Posted on August 27th, 2020
Push play and see what Atlantic Tackle has to offer!
Had some breeze out there today and it was HOT on land so it wasn’t the greatest day to be on the water, but it was still doable. Bay fishermen got to enjoy some clean water again….for now….and the ocean going fleet had to deal with some roughness, but still put some fish on the deck.
Captain Joe Drosey of Rhonda’s Osprey had a fast start and then a fast stop, but two nice yellowfin tuna made his anglers happy.
Captain Jason Mumford of Lucky Break Charters has been busy the past weeks putting his clients on some nice fishing that has included flounder, rockfish, blowfish, tautog, bluefish, Spanish mackerel, triggerfish, sheepshead, croaker and spot.
Josh Blume fished the OC inlet this afternoon where he released some rockfish and boxed a nice keeper flounder.
Captain Monty Hawkins of the Morning Star had yet another limit of mahi today and he could use some help with Ocean City Reef Foundation efforts.

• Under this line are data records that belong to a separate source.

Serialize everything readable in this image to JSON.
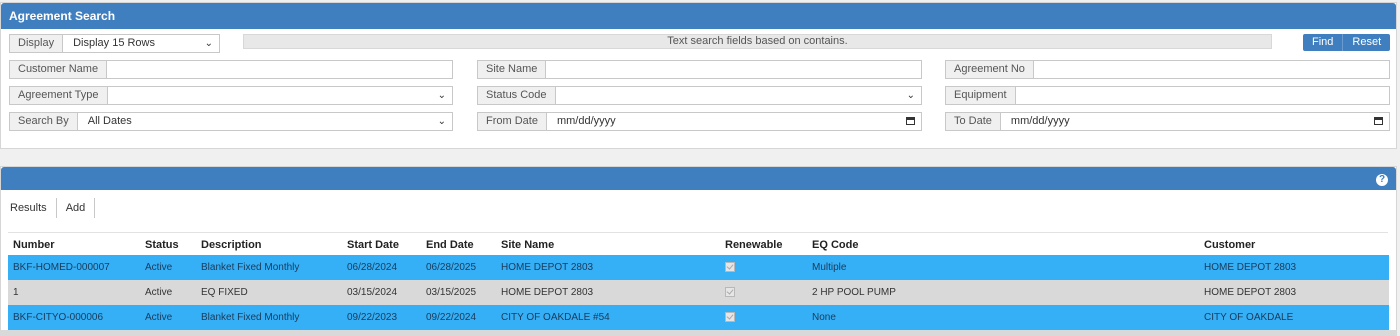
{
  "search": {
    "title": "Agreement Search",
    "display_label": "Display",
    "display_value": "Display 15 Rows",
    "info_text": "Text search fields based on contains.",
    "find_label": "Find",
    "reset_label": "Reset",
    "customer_name_label": "Customer Name",
    "site_name_label": "Site Name",
    "agreement_no_label": "Agreement No",
    "agreement_type_label": "Agreement Type",
    "status_code_label": "Status Code",
    "equipment_label": "Equipment",
    "search_by_label": "Search By",
    "search_by_value": "All Dates",
    "from_date_label": "From Date",
    "from_date_placeholder": "mm/dd/yyyy",
    "to_date_label": "To Date",
    "to_date_placeholder": "mm/dd/yyyy"
  },
  "results": {
    "tabs": [
      "Results",
      "Add"
    ],
    "columns": [
      "Number",
      "Status",
      "Description",
      "Start Date",
      "End Date",
      "Site Name",
      "Renewable",
      "EQ Code",
      "Customer"
    ],
    "rows": [
      {
        "number": "BKF-HOMED-000007",
        "status": "Active",
        "description": "Blanket Fixed Monthly",
        "start": "06/28/2024",
        "end": "06/28/2025",
        "site": "HOME DEPOT 2803",
        "renewable": true,
        "eq": "Multiple",
        "customer": "HOME DEPOT 2803"
      },
      {
        "number": "1",
        "status": "Active",
        "description": "EQ FIXED",
        "start": "03/15/2024",
        "end": "03/15/2025",
        "site": "HOME DEPOT 2803",
        "renewable": true,
        "eq": "2 HP POOL PUMP",
        "customer": "HOME DEPOT 2803"
      },
      {
        "number": "BKF-CITYO-000006",
        "status": "Active",
        "description": "Blanket Fixed Monthly",
        "start": "09/22/2023",
        "end": "09/22/2024",
        "site": "CITY OF OAKDALE #54",
        "renewable": true,
        "eq": "None",
        "customer": "CITY OF OAKDALE"
      }
    ]
  },
  "colors": {
    "header": "#3f7fc0",
    "row_highlight": "#35b0f6",
    "row_alt": "#d9d9d9"
  }
}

Donate if you can.
I gave clients a weather speech: “If you have a neck or back injury, or are just prone to motion sickness, jump off the boat and we’ll see you on a prettier day.”
She was plenty saucy. Doable though. Much more 15 than 20. Even 12 for a while.
Warren Fleming, fishing his secret weapon, limited first at 10:47 — All were done at 1:23.
This fishing could be completely done-for on any change of tide. Sure has been kind. If it lasts into next week I’ll offer-up some more long trips via my “Fish Report”- sign up for those emails at morningstarfishing.com if you’re of a mind.
I see everyday as an opportunity to make fishing better by improving habitat and bringing sensible science to management’s table. Maryland does not have an artificial reef program – especially not a marine program. MD does have a small non-profit, the OC Reef Foundation, that builds marine reefs. (ocreefs.org) It’s always a low budget affair, but somehow we move forward.
I’ve been at its helm for perhaps a decade now and been involved since it’s founding in 1997. We’ve never had opportunities such as we have now – ever ..& it’s happening in a funding slump caused by Covid.
Three tugs and a barge are available for reef building. I anticipate more still.
An 85 foot tug, the Hoss, is headed to the Bass Grounds in 83 feet of water in September. Owing delay of another major project, 500 tons of precast concrete this past May, we do have funding for the Hoss. There will be little left for the next project – a 140 foot barge I hope to build concrete structures atop before sinking at one of our permitted sites.
None of it’s out of reach though. We’ve done this before!
As unique as limiting-out my clients on mahi 3 times in a week, this is the first time I’ve ever had so much large material to reef.
Better fishing and diving – and surely more coral – benefits everyone in our seaside community. Making people glad they came to Ocean City is what we’re all about.
While these major reef pieces won’t begin to finish the job of restoring reef fishing to its 1950s heyday, they’ll dern sure take us a giant step forward.
Donate on the website, donate to our Facebook fundraiser, or send a check.
Habitat improvement along with fisheries management can make our reef fisheries better than ever before.
Be a great time to help get us there!